##### Input data

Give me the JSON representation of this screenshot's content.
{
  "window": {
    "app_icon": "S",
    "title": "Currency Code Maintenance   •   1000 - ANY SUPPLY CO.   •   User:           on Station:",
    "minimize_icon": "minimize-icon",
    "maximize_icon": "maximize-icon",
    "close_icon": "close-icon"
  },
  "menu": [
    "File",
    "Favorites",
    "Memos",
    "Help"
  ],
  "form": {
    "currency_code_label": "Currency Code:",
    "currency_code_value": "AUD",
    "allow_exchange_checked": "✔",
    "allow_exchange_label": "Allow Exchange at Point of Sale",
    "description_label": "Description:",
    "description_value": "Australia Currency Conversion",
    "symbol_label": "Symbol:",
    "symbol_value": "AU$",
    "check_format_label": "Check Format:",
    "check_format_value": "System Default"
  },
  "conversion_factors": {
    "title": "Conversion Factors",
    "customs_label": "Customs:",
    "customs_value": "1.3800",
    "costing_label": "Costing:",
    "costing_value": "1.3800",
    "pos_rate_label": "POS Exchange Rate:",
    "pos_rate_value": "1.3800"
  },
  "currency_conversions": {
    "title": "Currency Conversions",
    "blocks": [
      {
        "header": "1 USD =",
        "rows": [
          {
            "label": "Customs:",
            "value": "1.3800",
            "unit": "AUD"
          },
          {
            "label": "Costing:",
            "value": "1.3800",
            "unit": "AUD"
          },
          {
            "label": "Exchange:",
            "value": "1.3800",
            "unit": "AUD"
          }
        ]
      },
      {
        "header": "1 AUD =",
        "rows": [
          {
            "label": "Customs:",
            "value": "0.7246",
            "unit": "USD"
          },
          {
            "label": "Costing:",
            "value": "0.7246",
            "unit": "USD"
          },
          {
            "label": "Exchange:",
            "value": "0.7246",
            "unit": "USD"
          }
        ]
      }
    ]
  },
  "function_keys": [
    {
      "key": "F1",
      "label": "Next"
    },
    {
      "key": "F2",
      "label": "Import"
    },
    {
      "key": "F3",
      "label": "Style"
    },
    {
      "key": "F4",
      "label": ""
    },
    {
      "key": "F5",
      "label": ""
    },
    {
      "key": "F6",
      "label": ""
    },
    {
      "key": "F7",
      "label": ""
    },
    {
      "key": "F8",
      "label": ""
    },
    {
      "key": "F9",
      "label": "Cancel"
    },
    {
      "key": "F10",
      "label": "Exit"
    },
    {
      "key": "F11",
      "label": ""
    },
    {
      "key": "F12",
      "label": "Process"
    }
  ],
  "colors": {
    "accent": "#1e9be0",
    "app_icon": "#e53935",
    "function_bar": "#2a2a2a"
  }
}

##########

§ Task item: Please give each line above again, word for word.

§ Written reply:
Give me the JSON representation of this screenshot's content.
{
  "window": {
    "app_icon": "S",
    "title": "Currency Code Maintenance   •   1000 - ANY SUPPLY CO.   •   User:           on Station:",
    "minimize_icon": "minimize-icon",
    "maximize_icon": "maximize-icon",
    "close_icon": "close-icon"
  },
  "menu": [
    "File",
    "Favorites",
    "Memos",
    "Help"
  ],
  "form": {
    "currency_code_label": "Currency Code:",
    "currency_code_value": "AUD",
    "allow_exchange_checked": "✔",
    "allow_exchange_label": "Allow Exchange at Point of Sale",
    "description_label": "Description:",
    "description_value": "Australia Currency Conversion",
    "symbol_label": "Symbol:",
    "symbol_value": "AU$",
    "check_format_label": "Check Format:",
    "check_format_value": "System Default"
  },
  "conversion_factors": {
    "title": "Conversion Factors",
    "customs_label": "Customs:",
    "customs_value": "1.3800",
    "costing_label": "Costing:",
    "costing_value": "1.3800",
    "pos_rate_label": "POS Exchange Rate:",
    "pos_rate_value": "1.3800"
  },
  "currency_conversions": {
    "title": "Currency Conversions",
    "blocks": [
      {
        "header": "1 USD =",
        "rows": [
          {
            "label": "Customs:",
            "value": "1.3800",
            "unit": "AUD"
          },
          {
            "label": "Costing:",
            "value": "1.3800",
            "unit": "AUD"
          },
          {
            "label": "Exchange:",
            "value": "1.3800",
            "unit": "AUD"
          }
        ]
      },
      {
        "header": "1 AUD =",
        "rows": [
          {
            "label": "Customs:",
            "value": "0.7246",
            "unit": "USD"
          },
          {
            "label": "Costing:",
            "value": "0.7246",
            "unit": "USD"
          },
          {
            "label": "Exchange:",
            "value": "0.7246",
            "unit": "USD"
          }
        ]
      }
    ]
  },
  "function_keys": [
    {
      "key": "F1",
      "label": "Next"
    },
    {
      "key": "F2",
      "label": "Import"
    },
    {
      "key": "F3",
      "label": "Style"
    },
    {
      "key": "F4",
      "label": ""
    },
    {
      "key": "F5",
      "label": ""
    },
    {
      "key": "F6",
      "label": ""
    },
    {
      "key": "F7",
      "label": ""
    },
    {
      "key": "F8",
      "label": ""
    },
    {
      "key": "F9",
      "label": "Cancel"
    },
    {
      "key": "F10",
      "label": "Exit"
    },
    {
      "key": "F11",
      "label": ""
    },
    {
      "key": "F12",
      "label": "Process"
    }
  ],
  "colors": {
    "accent": "#1e9be0",
    "app_icon": "#e53935",
    "function_bar": "#2a2a2a"
  }
}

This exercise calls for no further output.